  • Starring: Peter Simonischek, Sandra Huller, Ingrid Bisu
  • Director: Maren Ade
  • Year: 2016
  • Runtime: 162 minutes
  • Rating: R
  • Rotten Tomatoes Score: 93%

The Unbearable Weight of Massive Talent

With his idiosyncratic acting style, sometimes bizarre choices of film, and colorful personal life, Nicolas Cage has become a bigger character than any he could ever play in a movie — up until "The Unbearable Weight of Massive Talent," that is. Cage performs with ironic, self-aware relish, trotting out all the Cage tropes and tricks to play the role he was born to play: a heightened version of himself. On the verge of bankruptcy, Cage accepts a $1 million check to attend a stranger's birthday party, only for the CIA to recruit him on a strange and twist-filled mission that seems unbelievable to both Cage and the audience at times, but it's one in which he'll have to rely on his prodigious, if latent, acting skills if he wants to survive.

Wild Indian
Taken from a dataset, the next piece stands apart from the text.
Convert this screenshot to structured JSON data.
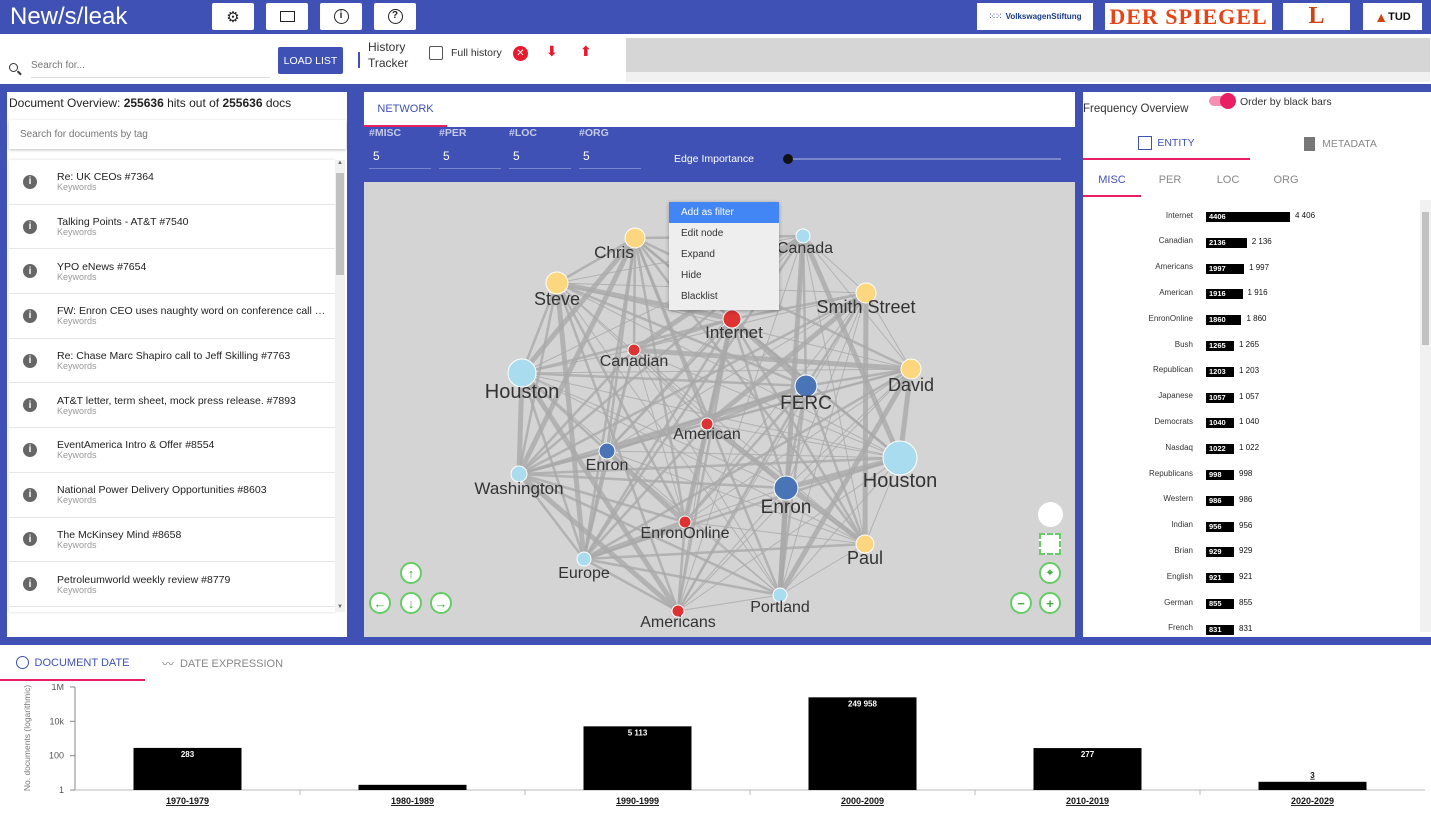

A dark indie thriller about abandonment and the ramifications of covering up a murder, "Wild Indian" is full of enthralling dread. In the film's 1980s-set scenes, Makwa and Teddo are two young Ojibwe boys growing up on a reservation. Makwa, with little provocation, kills a school friend, and Teddo helps him hide the crime. Life proceeds to move on: Teddo goes to prison for a long time, and Makwa attempts to put together a solid life for himself. No matter how entirely he ignores his crimes and erases his Ojibwe identity from his life, however, Makwa will eventually have to address his past — especially after he reconnects with a troubled Teddo in the present day.

  • Starring: Michael Greyeyes, Chaske Spencer, Kate Bosworth
  • Director: Lyle Mitchell Corbine Jr.
  • Year: 2021
  • Runtime: 90 minutes
  • Rating: NR
  • Rotten Tomatoes Score: 91%

Year of the Dog

"Year of the Dog" is a low-key, animal-celebrating character study from Mike White, creator of "The White Lotus." Peggy is a middle-aged woman whose life moves from lackluster to chaotic after her beloved dog dies. She tries to be a champion for goodness, throwing herself into adopting dogs and working for animal rights organizations. Before she knows it, Peggy's whole life revolves around her passion for animals. But her do-gooding may come at the expense of her relationships — and her grip on reality.

Youth in Revolt

Awkward teenager Nick Twisp fancies himself an artistic outsider. He's thrown totally off-course when he's moved into a seedy trailer park by his mother and her ne'er-do-well boyfriend. But Nick quickly falls for Sheeni, his captivating neighbor, who similarly identifies with the midcentury artistic greats. There's just one problem: She doesn't share Nick's romantic interest. Thus, Nick sets out to win her heart by concocting a suave twin: Francois, a charming bad boy.

  • Starring: Michael Cera, Portia Doubleday, Jean Smart
  • Director: Miguel Arteta
  • Year: 2009
  • Runtime: 90 minutes
  • Rating: R
  • Rotten Tomatoes Score: 66%